The surviving minute books were presented to Clapham Library by Mrs. Gill of Weybridge in 1920 and subsequently passed to the Archives Department.
Administrative / biographical background:
In 1841 the Clapham Literacy and Scientific Society was formed to discuss 'subjects of general interest among the young men resident in the neighbourhood'. According to the rules, these subjects were to be connected with literature and science, and the meeting took the form of a paper followed by debate. In November, however, new rules were drawn up along the lines of those of the Microscopic Society of London and it was proposed to rename the Society the Clapham Athenaeum. The minutes record no vote on this, but it was clearly agreed, since the next entry is the objects and constitution of the Clapham Athenaeum.
The meetings of the new body followed the old pattern until December 1843, when an 'Attic Chest' was instituted. This was a box into which members put short written papers, anonymously if they wished, and certain meetings were devoted to the reading and discussion of several such papers.

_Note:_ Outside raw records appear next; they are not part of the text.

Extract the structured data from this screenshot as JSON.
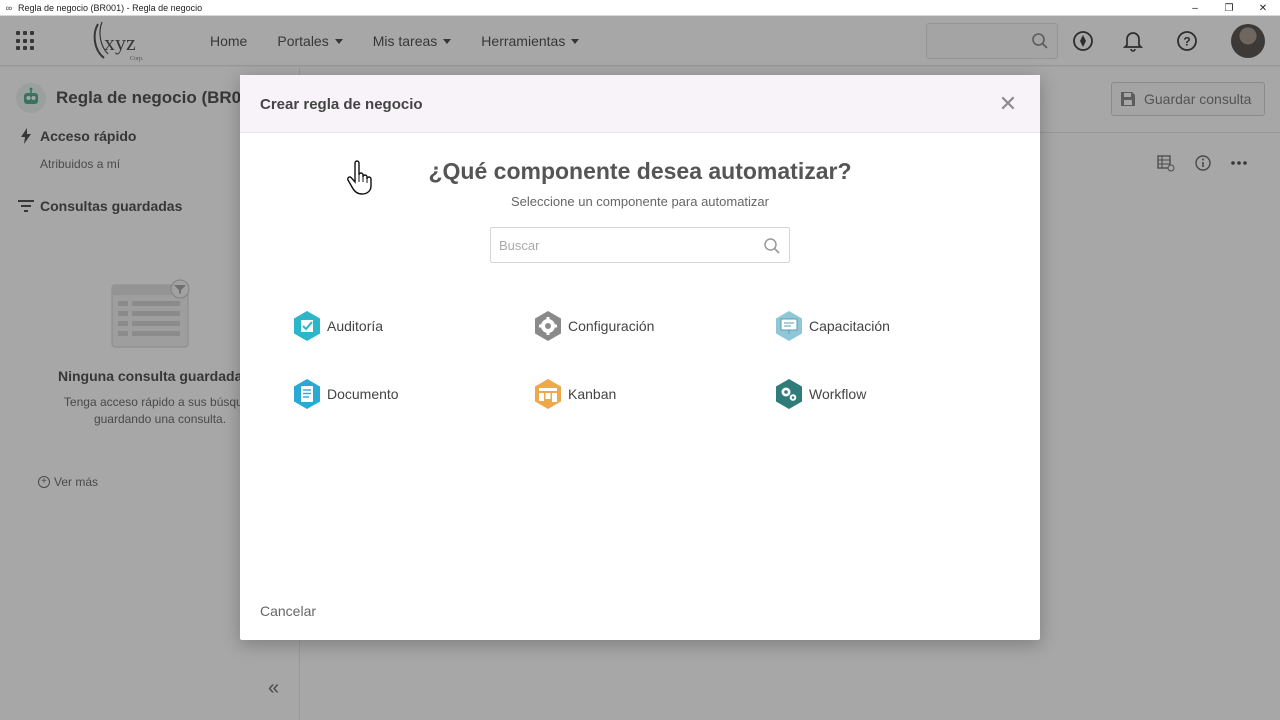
{
  "window": {
    "title": "Regla de negocio (BR001) - Regla de negocio",
    "controls": [
      "–",
      "❐",
      "✕"
    ]
  },
  "header": {
    "logo_text": "xyz",
    "logo_sub": "Corp.",
    "nav": [
      {
        "label": "Home",
        "has_caret": false
      },
      {
        "label": "Portales",
        "has_caret": true
      },
      {
        "label": "Mis tareas",
        "has_caret": true
      },
      {
        "label": "Herramientas",
        "has_caret": true
      }
    ],
    "search_placeholder": "",
    "icons": [
      "compass-icon",
      "bell-icon",
      "help-icon"
    ]
  },
  "sidebar": {
    "title": "Regla de negocio (BR00",
    "quick_access": "Acceso rápido",
    "assigned": "Atribuidos a mí",
    "saved_queries": "Consultas guardadas",
    "empty_title": "Ninguna consulta guardada",
    "empty_desc": "Tenga acceso rápido a sus búsqued guardando una consulta.",
    "see_more": "Ver más",
    "collapse": "«"
  },
  "content": {
    "save_query": "Guardar consulta"
  },
  "modal": {
    "title": "Crear regla de negocio",
    "close": "✕",
    "question": "¿Qué componente desea automatizar?",
    "subtitle": "Seleccione un componente para automatizar",
    "search_placeholder": "Buscar",
    "components": [
      {
        "label": "Auditoría",
        "icon": "audit-icon",
        "color": "#2bb7c7"
      },
      {
        "label": "Configuración",
        "icon": "gear-icon",
        "color": "#8a8a8a"
      },
      {
        "label": "Capacitación",
        "icon": "training-icon",
        "color": "#8fc7d8"
      },
      {
        "label": "Documento",
        "icon": "document-icon",
        "color": "#29a9d4"
      },
      {
        "label": "Kanban",
        "icon": "kanban-icon",
        "color": "#f0a94a"
      },
      {
        "label": "Workflow",
        "icon": "workflow-icon",
        "color": "#2f7c7a"
      }
    ],
    "cancel": "Cancelar"
  },
  "colors": {
    "overlay": "rgba(60,60,60,0.45)",
    "modal_header_bg": "#f7f3f8",
    "text_primary": "#333333"
  }
}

In spite of lectures from notable figures such as Dr. Gideon Mantell, membership and attendance declined, and at a special meeting on 10 June 1868 there was a vote on the proposal to disband the Society. No record of an adjourned meeting in October has survived, but at a Council meeting on 2 November it was agreed to call a meeting to consider a proposal to discontinue the Society. This proposal must have been passed.